[Collected data]

━━━━━━━━━━━━━━━━━━━━

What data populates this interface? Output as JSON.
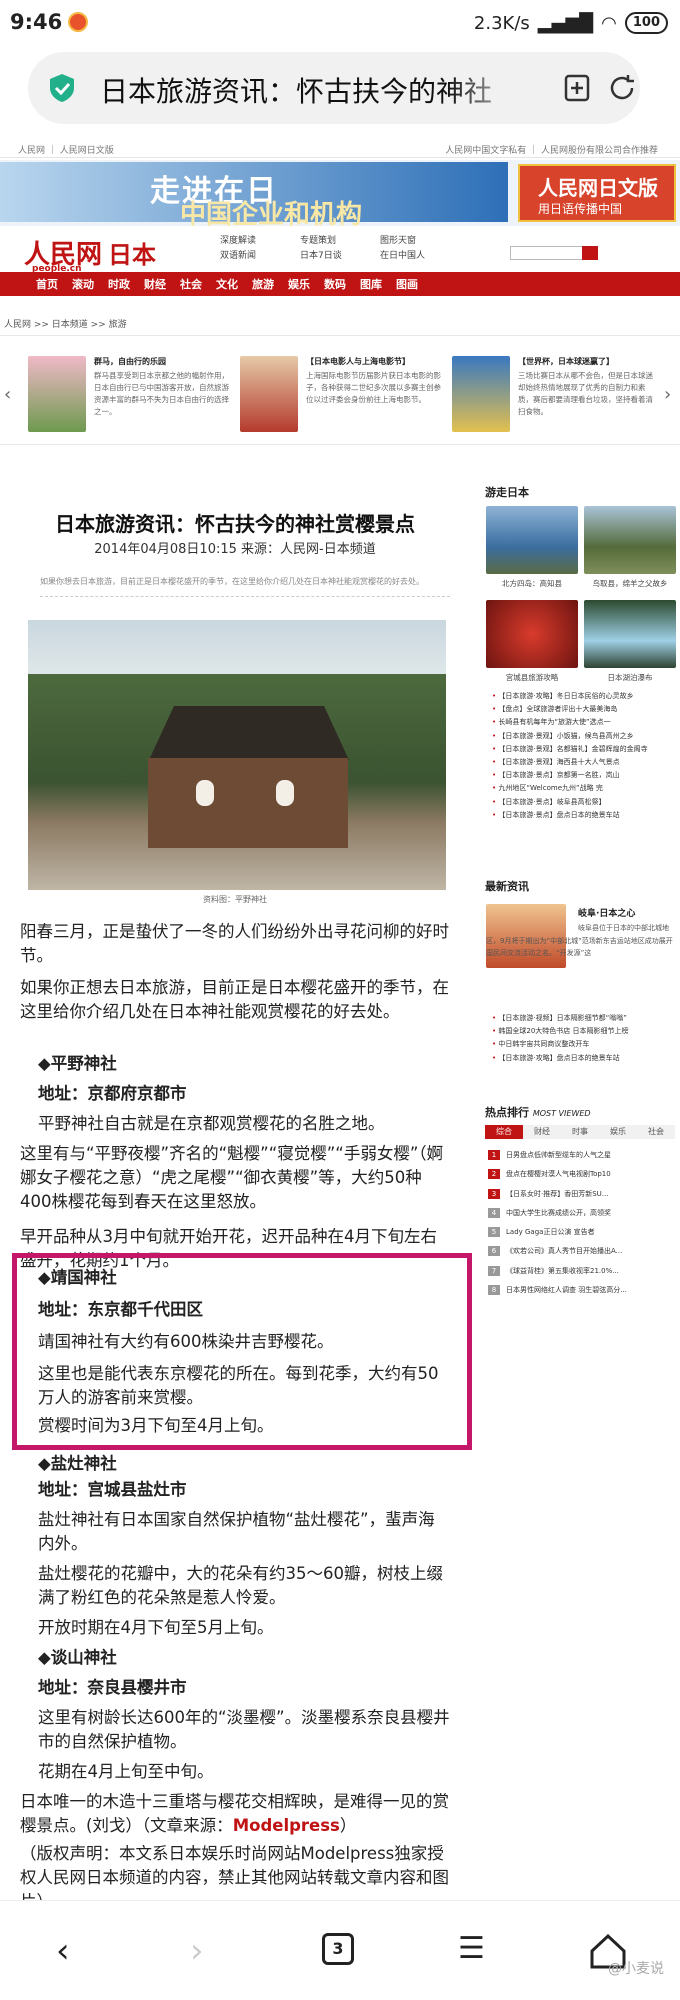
{
  "status_bar": {
    "time": "9:46",
    "network": "2.3K/s",
    "battery": "100"
  },
  "url_bar": {
    "title": "日本旅游资讯：怀古扶今的神社"
  },
  "site": {
    "top_links": "人民网 ｜ 人民网日文版",
    "top_right": "人民网中国文字私有 ｜ 人民网股份有限公司合作推荐",
    "banner_main": "走进在日",
    "banner_sub": "中国企业和机构",
    "banner_ad_title": "人民网日文版",
    "banner_ad_sub": "用日语传播中国",
    "logo": "人民网",
    "logo_section": "日本",
    "logo_domain": "people.cn",
    "nav_links": [
      "深度解读",
      "专题策划",
      "图形天窗",
      "双语新闻",
      "日本7日谈",
      "在日中国人"
    ],
    "menu": [
      "首页",
      "滚动",
      "时政",
      "财经",
      "社会",
      "文化",
      "旅游",
      "娱乐",
      "数码",
      "图库",
      "图画"
    ],
    "breadcrumb": "人民网 >> 日本频道 >> 旅游"
  },
  "slides": [
    {
      "title": "群马，自由行的乐园",
      "text": "群马县享受到日本京都之他的幅射作用，日本自由行已与中国游客开放，自然旅游资源丰富的群马不失为日本自由行的选择之一。"
    },
    {
      "title": "【日本电影人与上海电影节】",
      "text": "上海国际电影节历届影片获日本电影的影子，各种获得二世纪多次展以多赛主创参位以过评委会身份前往上海电影节。"
    },
    {
      "title": "【世界杯，日本球迷赢了】",
      "text": "三场比赛日本从哪不会色，但是日本球迷却始终热情地展现了优秀的自制力和素质，赛后都要清理看台垃圾，坚持看着清扫食物。"
    }
  ],
  "article": {
    "title": "日本旅游资讯：怀古扶今的神社赏樱景点",
    "date": "2014年04月08日10:15",
    "source": "来源：人民网-日本频道",
    "lead": "如果你想去日本旅游，目前正是日本樱花盛开的季节，在这里给你介绍几处在日本神社能观赏樱花的好去处。",
    "caption": "资料图：平野神社",
    "p1": "阳春三月，正是蛰伏了一冬的人们纷纷外出寻花问柳的好时节。",
    "p2": "如果你正想去日本旅游，目前正是日本樱花盛开的季节，在这里给你介绍几处在日本神社能观赏樱花的好去处。",
    "s1_title": "◆平野神社",
    "s1_addr": "地址：京都府京都市",
    "s1_p1": "平野神社自古就是在京都观赏樱花的名胜之地。",
    "s1_p2": "这里有与“平野夜樱”齐名的“魁樱”“寝觉樱”“手弱女樱”（婀娜女子樱花之意）“虎之尾樱”“御衣黄樱”等，大约50种400株樱花每到春天在这里怒放。",
    "s1_p3": "早开品种从3月中旬就开始开花，迟开品种在4月下旬左右盛开，花期约1个月。",
    "s2_title": "◆靖国神社",
    "s2_addr": "地址：东京都千代田区",
    "s2_p1": "靖国神社有大约有600株染井吉野樱花。",
    "s2_p2": "这里也是能代表东京樱花的所在。每到花季，大约有50万人的游客前来赏樱。",
    "s2_p3": "赏樱时间为3月下旬至4月上旬。",
    "s3_title": "◆盐灶神社",
    "s3_addr": "地址：宫城县盐灶市",
    "s3_p1": "盐灶神社有日本国家自然保护植物“盐灶樱花”，蜚声海内外。",
    "s3_p2": "盐灶樱花的花瓣中，大的花朵有约35～60瓣，树枝上缀满了粉红色的花朵煞是惹人怜爱。",
    "s3_p3": "开放时期在4月下旬至5月上旬。",
    "s4_title": "◆谈山神社",
    "s4_addr": "地址：奈良县樱井市",
    "s4_p1": "这里有树龄长达600年的“淡墨樱”。淡墨樱系奈良县樱井市的自然保护植物。",
    "s4_p2": "花期在4月上旬至中旬。",
    "s4_p3": "日本唯一的木造十三重塔与樱花交相辉映，是难得一见的赏樱景点。(刘戈）（文章来源：",
    "s4_source": "Modelpress",
    "s4_close": "）",
    "copyright": "（版权声明：本文系日本娱乐时尚网站Modelpress独家授权人民网日本频道的内容，禁止其他网站转载文章内容和图片）"
  },
  "sidebar": {
    "travel_heading": "游走日本",
    "thumbs": [
      "北方四岛：高知县",
      "鸟取县，绵羊之父故乡",
      "宫城县旅游攻略",
      "日本湖泊瀑布"
    ],
    "travel_list": [
      "【日本旅游·攻略】冬日日本民俗的心灵故乡",
      "【盘点】全球旅游者评出十大最美海岛",
      "长崎县有机每年为“旅游大使”选点一",
      "【日本旅游·景观】小饭猫，候鸟县高州之乡",
      "【日本旅游·景观】名都猫礼】金碧辉煌的金阁寺",
      "【日本旅游·景观】海西县十大人气景点",
      "【日本旅游·景点】京都第一名胜，岚山",
      "九州地区“Welcome九州”战略 完",
      "【日本旅游·景点】岐阜县高松祭】",
      "【日本旅游·景点】盘点日本的绝景车站"
    ],
    "news_heading": "最新资讯",
    "news_title": "岐阜·日本之心",
    "news_text": "岐阜县位于日本的中部北城地区，9月将于期出为“中部北城”范场新东吉运站地区成功展开国民间交流活动之名。“开发源”这",
    "news_list": [
      "【日本旅游·视频】日本隔影细节都“嗡嗡”",
      "韩国全球20大特色书店 日本隔影细节上榜",
      "中日韩宇宙共同商议整改开车",
      "【日本旅游·攻略】盘点日本的绝景车站"
    ],
    "hot_heading": "热点排行",
    "hot_heading_en": "MOST VIEWED",
    "hot_tabs": [
      "综合",
      "财经",
      "时事",
      "娱乐",
      "社会"
    ],
    "hot_list": [
      "日男盘点低帅新型缆车的人气之星",
      "盘点在樱樱对漠人气电视剧Top10",
      "【日系女时·推荐】香田芳新SU...",
      "中国大学生比赛成绩公开，高领奖",
      "Lady Gaga正日公演 宣告者",
      "《欢若公司》真人秀节目开始播出A...",
      "《球益背桂》第五集收视率21.0%...",
      "日本男性网络红人调查 羽生碧弦高分..."
    ]
  },
  "bottom_nav": {
    "tabs_count": "3",
    "watermark": "@小麦说"
  }
}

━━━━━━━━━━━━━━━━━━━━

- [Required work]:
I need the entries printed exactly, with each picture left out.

- [Problem solution]:
What data populates this interface? Output as JSON.
{
  "status_bar": {
    "time": "9:46",
    "network": "2.3K/s",
    "battery": "100"
  },
  "url_bar": {
    "title": "日本旅游资讯：怀古扶今的神社"
  },
  "site": {
    "top_links": "人民网 ｜ 人民网日文版",
    "top_right": "人民网中国文字私有 ｜ 人民网股份有限公司合作推荐",
    "banner_main": "走进在日",
    "banner_sub": "中国企业和机构",
    "banner_ad_title": "人民网日文版",
    "banner_ad_sub": "用日语传播中国",
    "logo": "人民网",
    "logo_section": "日本",
    "logo_domain": "people.cn",
    "nav_links": [
      "深度解读",
      "专题策划",
      "图形天窗",
      "双语新闻",
      "日本7日谈",
      "在日中国人"
    ],
    "menu": [
      "首页",
      "滚动",
      "时政",
      "财经",
      "社会",
      "文化",
      "旅游",
      "娱乐",
      "数码",
      "图库",
      "图画"
    ],
    "breadcrumb": "人民网 >> 日本频道 >> 旅游"
  },
  "slides": [
    {
      "title": "群马，自由行的乐园",
      "text": "群马县享受到日本京都之他的幅射作用，日本自由行已与中国游客开放，自然旅游资源丰富的群马不失为日本自由行的选择之一。"
    },
    {
      "title": "【日本电影人与上海电影节】",
      "text": "上海国际电影节历届影片获日本电影的影子，各种获得二世纪多次展以多赛主创参位以过评委会身份前往上海电影节。"
    },
    {
      "title": "【世界杯，日本球迷赢了】",
      "text": "三场比赛日本从哪不会色，但是日本球迷却始终热情地展现了优秀的自制力和素质，赛后都要清理看台垃圾，坚持看着清扫食物。"
    }
  ],
  "article": {
    "title": "日本旅游资讯：怀古扶今的神社赏樱景点",
    "date": "2014年04月08日10:15",
    "source": "来源：人民网-日本频道",
    "lead": "如果你想去日本旅游，目前正是日本樱花盛开的季节，在这里给你介绍几处在日本神社能观赏樱花的好去处。",
    "caption": "资料图：平野神社",
    "p1": "阳春三月，正是蛰伏了一冬的人们纷纷外出寻花问柳的好时节。",
    "p2": "如果你正想去日本旅游，目前正是日本樱花盛开的季节，在这里给你介绍几处在日本神社能观赏樱花的好去处。",
    "s1_title": "◆平野神社",
    "s1_addr": "地址：京都府京都市",
    "s1_p1": "平野神社自古就是在京都观赏樱花的名胜之地。",
    "s1_p2": "这里有与“平野夜樱”齐名的“魁樱”“寝觉樱”“手弱女樱”（婀娜女子樱花之意）“虎之尾樱”“御衣黄樱”等，大约50种400株樱花每到春天在这里怒放。",
    "s1_p3": "早开品种从3月中旬就开始开花，迟开品种在4月下旬左右盛开，花期约1个月。",
    "s2_title": "◆靖国神社",
    "s2_addr": "地址：东京都千代田区",
    "s2_p1": "靖国神社有大约有600株染井吉野樱花。",
    "s2_p2": "这里也是能代表东京樱花的所在。每到花季，大约有50万人的游客前来赏樱。",
    "s2_p3": "赏樱时间为3月下旬至4月上旬。",
    "s3_title": "◆盐灶神社",
    "s3_addr": "地址：宫城县盐灶市",
    "s3_p1": "盐灶神社有日本国家自然保护植物“盐灶樱花”，蜚声海内外。",
    "s3_p2": "盐灶樱花的花瓣中，大的花朵有约35～60瓣，树枝上缀满了粉红色的花朵煞是惹人怜爱。",
    "s3_p3": "开放时期在4月下旬至5月上旬。",
    "s4_title": "◆谈山神社",
    "s4_addr": "地址：奈良县樱井市",
    "s4_p1": "这里有树龄长达600年的“淡墨樱”。淡墨樱系奈良县樱井市的自然保护植物。",
    "s4_p2": "花期在4月上旬至中旬。",
    "s4_p3": "日本唯一的木造十三重塔与樱花交相辉映，是难得一见的赏樱景点。(刘戈）（文章来源：",
    "s4_source": "Modelpress",
    "s4_close": "）",
    "copyright": "（版权声明：本文系日本娱乐时尚网站Modelpress独家授权人民网日本频道的内容，禁止其他网站转载文章内容和图片）"
  },
  "sidebar": {
    "travel_heading": "游走日本",
    "thumbs": [
      "北方四岛：高知县",
      "鸟取县，绵羊之父故乡",
      "宫城县旅游攻略",
      "日本湖泊瀑布"
    ],
    "travel_list": [
      "【日本旅游·攻略】冬日日本民俗的心灵故乡",
      "【盘点】全球旅游者评出十大最美海岛",
      "长崎县有机每年为“旅游大使”选点一",
      "【日本旅游·景观】小饭猫，候鸟县高州之乡",
      "【日本旅游·景观】名都猫礼】金碧辉煌的金阁寺",
      "【日本旅游·景观】海西县十大人气景点",
      "【日本旅游·景点】京都第一名胜，岚山",
      "九州地区“Welcome九州”战略 完",
      "【日本旅游·景点】岐阜县高松祭】",
      "【日本旅游·景点】盘点日本的绝景车站"
    ],
    "news_heading": "最新资讯",
    "news_title": "岐阜·日本之心",
    "news_text": "岐阜县位于日本的中部北城地区，9月将于期出为“中部北城”范场新东吉运站地区成功展开国民间交流活动之名。“开发源”这",
    "news_list": [
      "【日本旅游·视频】日本隔影细节都“嗡嗡”",
      "韩国全球20大特色书店 日本隔影细节上榜",
      "中日韩宇宙共同商议整改开车",
      "【日本旅游·攻略】盘点日本的绝景车站"
    ],
    "hot_heading": "热点排行",
    "hot_heading_en": "MOST VIEWED",
    "hot_tabs": [
      "综合",
      "财经",
      "时事",
      "娱乐",
      "社会"
    ],
    "hot_list": [
      "日男盘点低帅新型缆车的人气之星",
      "盘点在樱樱对漠人气电视剧Top10",
      "【日系女时·推荐】香田芳新SU...",
      "中国大学生比赛成绩公开，高领奖",
      "Lady Gaga正日公演 宣告者",
      "《欢若公司》真人秀节目开始播出A...",
      "《球益背桂》第五集收视率21.0%...",
      "日本男性网络红人调查 羽生碧弦高分..."
    ]
  },
  "bottom_nav": {
    "tabs_count": "3",
    "watermark": "@小麦说"
  }
}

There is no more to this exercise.